#### [Data records]
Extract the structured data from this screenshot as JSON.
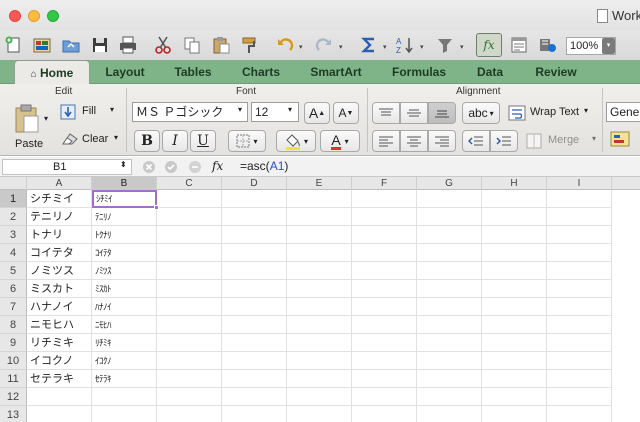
{
  "window": {
    "title": "Work",
    "zoom": "100%"
  },
  "ribbon_tabs": [
    "Home",
    "Layout",
    "Tables",
    "Charts",
    "SmartArt",
    "Formulas",
    "Data",
    "Review"
  ],
  "ribbon": {
    "edit_label": "Edit",
    "paste_label": "Paste",
    "fill_label": "Fill",
    "clear_label": "Clear",
    "font_label": "Font",
    "font_name": "ＭＳ Ｐゴシック",
    "font_size": "12",
    "bold": "B",
    "italic": "I",
    "underline": "U",
    "grow_font": "A",
    "shrink_font": "A",
    "font_color": "A",
    "alignment_label": "Alignment",
    "abc": "abc",
    "wrap_text": "Wrap Text",
    "merge": "Merge",
    "number_format": "Gener"
  },
  "formula_bar": {
    "cell_ref": "B1",
    "fx": "fx",
    "formula_prefix": "=asc(",
    "formula_ref": "A1",
    "formula_suffix": ")"
  },
  "columns": [
    "A",
    "B",
    "C",
    "D",
    "E",
    "F",
    "G",
    "H",
    "I"
  ],
  "rows": [
    "1",
    "2",
    "3",
    "4",
    "5",
    "6",
    "7",
    "8",
    "9",
    "10",
    "11",
    "12",
    "13"
  ],
  "cells": {
    "A": [
      "シチミイ",
      "テニリノ",
      "トナリ",
      "コイテタ",
      "ノミツス",
      "ミスカト",
      "ハナノイ",
      "ニモヒハ",
      "リチミキ",
      "イコクノ",
      "セテラキ"
    ],
    "B": [
      "ｼﾁﾐｲ",
      "ﾃﾆﾘﾉ",
      "ﾄｸﾅﾘ",
      "ｺｲﾃﾀ",
      "ﾉﾐﾂｽ",
      "ﾐｽｶﾄ",
      "ﾊﾅﾉｲ",
      "ﾆﾓﾋﾊ",
      "ﾘﾁﾐｷ",
      "ｲｺｸﾉ",
      "ｾﾃﾗｷ"
    ]
  },
  "selection": {
    "cell": "B1",
    "column": "B",
    "row": "1"
  },
  "colors": {
    "ribbon_green": "#7fb489",
    "selection_border": "#a46dc9"
  }
}
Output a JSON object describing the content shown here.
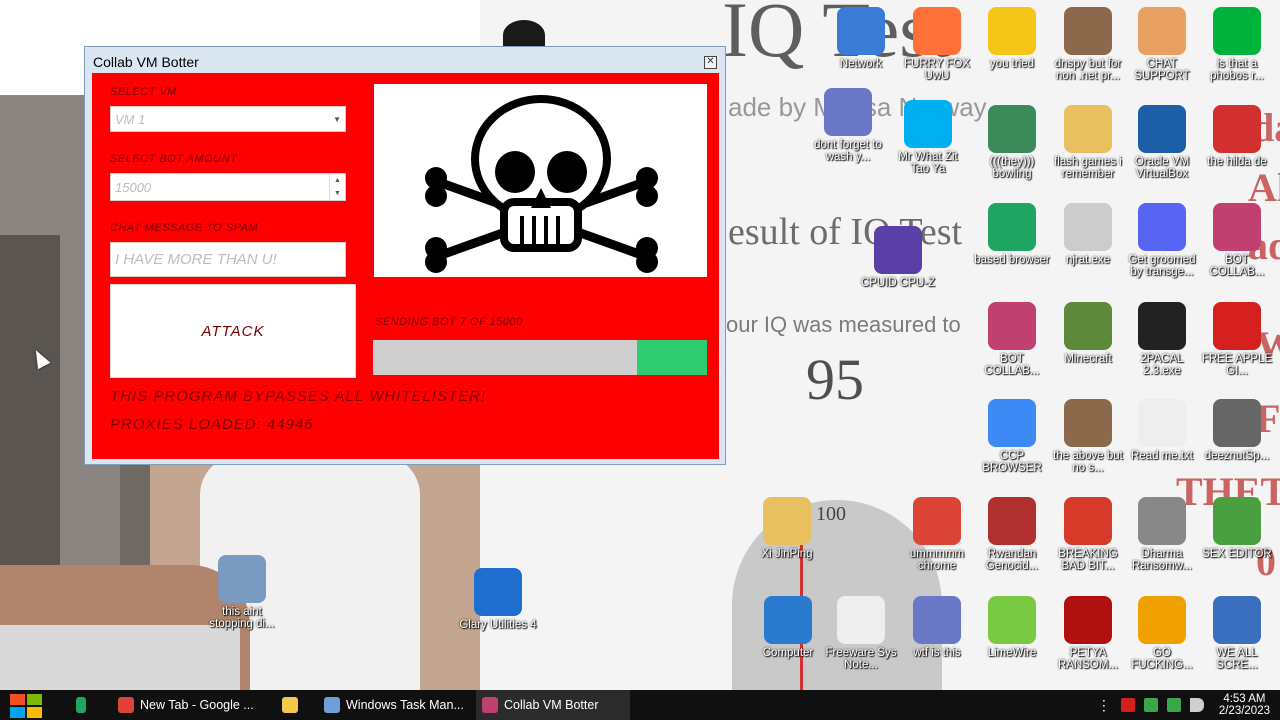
{
  "window": {
    "title": "Collab VM Botter",
    "close_glyph": "✕",
    "select_vm_label": "SELECT VM",
    "select_vm_value": "VM 1",
    "bot_amount_label": "SELECT BOT AMOUNT",
    "bot_amount_value": "15000",
    "chat_label": "CHAT MESSAGE TO SPAM",
    "chat_placeholder": "I HAVE MORE THAN U!",
    "attack_button": "ATTACK",
    "progress_label": "SENDING BOT 7 OF 15000",
    "progress_fraction": 0.21,
    "bypass_text": "THIS PROGRAM BYPASSES ALL WHITELISTER!",
    "proxies_text": "PROXIES LOADED: 44946",
    "colors": {
      "client": "#ff0000",
      "progress_fill": "#2ecc71"
    }
  },
  "wallpaper": {
    "iq_title": "IQ Test",
    "iq_by": "ade by Mensa Norway",
    "iq_result": "esult of IQ Test",
    "iq_measured": "our IQ was measured to",
    "iq_score": "95",
    "bell_label": "100",
    "side_texts": [
      "da",
      "Alt",
      "ade",
      "W",
      "F",
      "THETA",
      "0"
    ]
  },
  "desktop_icons": [
    {
      "label": "Network",
      "icon": "network-icon",
      "color": "#3a7bd5"
    },
    {
      "label": "FURRY FOX UwU",
      "icon": "firefox-icon",
      "color": "#ff7139"
    },
    {
      "label": "you tried",
      "icon": "star-icon",
      "color": "#f5c518"
    },
    {
      "label": "dnspy but for non .net pr...",
      "icon": "portrait-icon",
      "color": "#8a6a4a"
    },
    {
      "label": "CHAT SUPPORT",
      "icon": "support-icon",
      "color": "#e8a060"
    },
    {
      "label": "is that a phobos r...",
      "icon": "icq-icon",
      "color": "#00b33c"
    },
    {
      "label": "dont forget to wash y...",
      "icon": "calendar-icon",
      "color": "#6b78c8"
    },
    {
      "label": "Mr What Zit Tao Ya",
      "icon": "skype-icon",
      "color": "#00aff0"
    },
    {
      "label": "(((they))) bowling",
      "icon": "elf-icon",
      "color": "#3a8a5a"
    },
    {
      "label": "flash games i remember",
      "icon": "folder-icon",
      "color": "#e8c060"
    },
    {
      "label": "Oracle VM VirtualBox",
      "icon": "virtualbox-icon",
      "color": "#1c5fa8"
    },
    {
      "label": "the hilda de",
      "icon": "devcpp-icon",
      "color": "#d32f2f"
    },
    {
      "label": "CPUID CPU-Z",
      "icon": "cpuz-icon",
      "color": "#5b3fa8"
    },
    {
      "label": "based browser",
      "icon": "browser-icon",
      "color": "#1fa463"
    },
    {
      "label": "njrat.exe",
      "icon": "skull-icon",
      "color": "#cccccc"
    },
    {
      "label": "Get groomed by transge...",
      "icon": "discord-icon",
      "color": "#5865f2"
    },
    {
      "label": "BOT COLLAB...",
      "icon": "monitor-icon",
      "color": "#c04070"
    },
    {
      "label": "BOT COLLAB...",
      "icon": "monitor-icon",
      "color": "#c04070"
    },
    {
      "label": "Minecraft",
      "icon": "minecraft-icon",
      "color": "#5d8a3a"
    },
    {
      "label": "2PACAL 2.3.exe",
      "icon": "console-icon",
      "color": "#222222"
    },
    {
      "label": "FREE APPLE GI...",
      "icon": "apple-icon",
      "color": "#d61f1f"
    },
    {
      "label": "CCP BROWSER",
      "icon": "chromium-icon",
      "color": "#3d8af7"
    },
    {
      "label": "the above but no s...",
      "icon": "portrait-icon",
      "color": "#8a6a4a"
    },
    {
      "label": "Read me.txt",
      "icon": "document-icon",
      "color": "#eeeeee"
    },
    {
      "label": "deeznutSp...",
      "icon": "windows-stack-icon",
      "color": "#666666"
    },
    {
      "label": "Xi JinPing",
      "icon": "folder-icon",
      "color": "#e8c060"
    },
    {
      "label": "ummmmm chrome",
      "icon": "chrome-icon",
      "color": "#db4437"
    },
    {
      "label": "Rwandan Genocid...",
      "icon": "meme-icon",
      "color": "#b03030"
    },
    {
      "label": "BREAKING BAD BIT...",
      "icon": "angrybirds-icon",
      "color": "#d83a2a"
    },
    {
      "label": "Dharma Ransomw...",
      "icon": "skull-icon",
      "color": "#888888"
    },
    {
      "label": "SEX EDITOR",
      "icon": "hxd-icon",
      "color": "#4aa040"
    },
    {
      "label": "this aint stopping di...",
      "icon": "scanner-icon",
      "color": "#7a9abf"
    },
    {
      "label": "Glary Utilities 4",
      "icon": "glary-icon",
      "color": "#1e6fd0"
    },
    {
      "label": "Computer",
      "icon": "computer-icon",
      "color": "#2a7ad0"
    },
    {
      "label": "Freeware Sys Note...",
      "icon": "document-icon",
      "color": "#eeeeee"
    },
    {
      "label": "wtf is this",
      "icon": "calendar-icon",
      "color": "#6b78c8"
    },
    {
      "label": "LimeWire",
      "icon": "limewire-icon",
      "color": "#7ac943"
    },
    {
      "label": "PETYA RANSOM...",
      "icon": "petya-icon",
      "color": "#b01010"
    },
    {
      "label": "GO FUCKING...",
      "icon": "de-icon",
      "color": "#f0a000"
    },
    {
      "label": "WE ALL SCRE...",
      "icon": "computer-icon",
      "color": "#3a6fc0"
    }
  ],
  "taskbar": {
    "items": [
      {
        "label": "",
        "icon": "greenshot-icon",
        "color": "#1fa463"
      },
      {
        "label": "New Tab - Google ...",
        "icon": "chrome-icon",
        "color": "#db4437"
      },
      {
        "label": "",
        "icon": "file-explorer-icon",
        "color": "#f2c94c"
      },
      {
        "label": "Windows Task Man...",
        "icon": "task-manager-icon",
        "color": "#6f9fd8"
      },
      {
        "label": "Collab VM Botter",
        "icon": "app-icon",
        "color": "#c04070"
      }
    ],
    "time": "4:53 AM",
    "date": "2/23/2023"
  }
}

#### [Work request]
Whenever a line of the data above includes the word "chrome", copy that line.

#### [Response below]
      "label": "ummmmm chrome",
      "icon": "chrome-icon",
        "icon": "chrome-icon",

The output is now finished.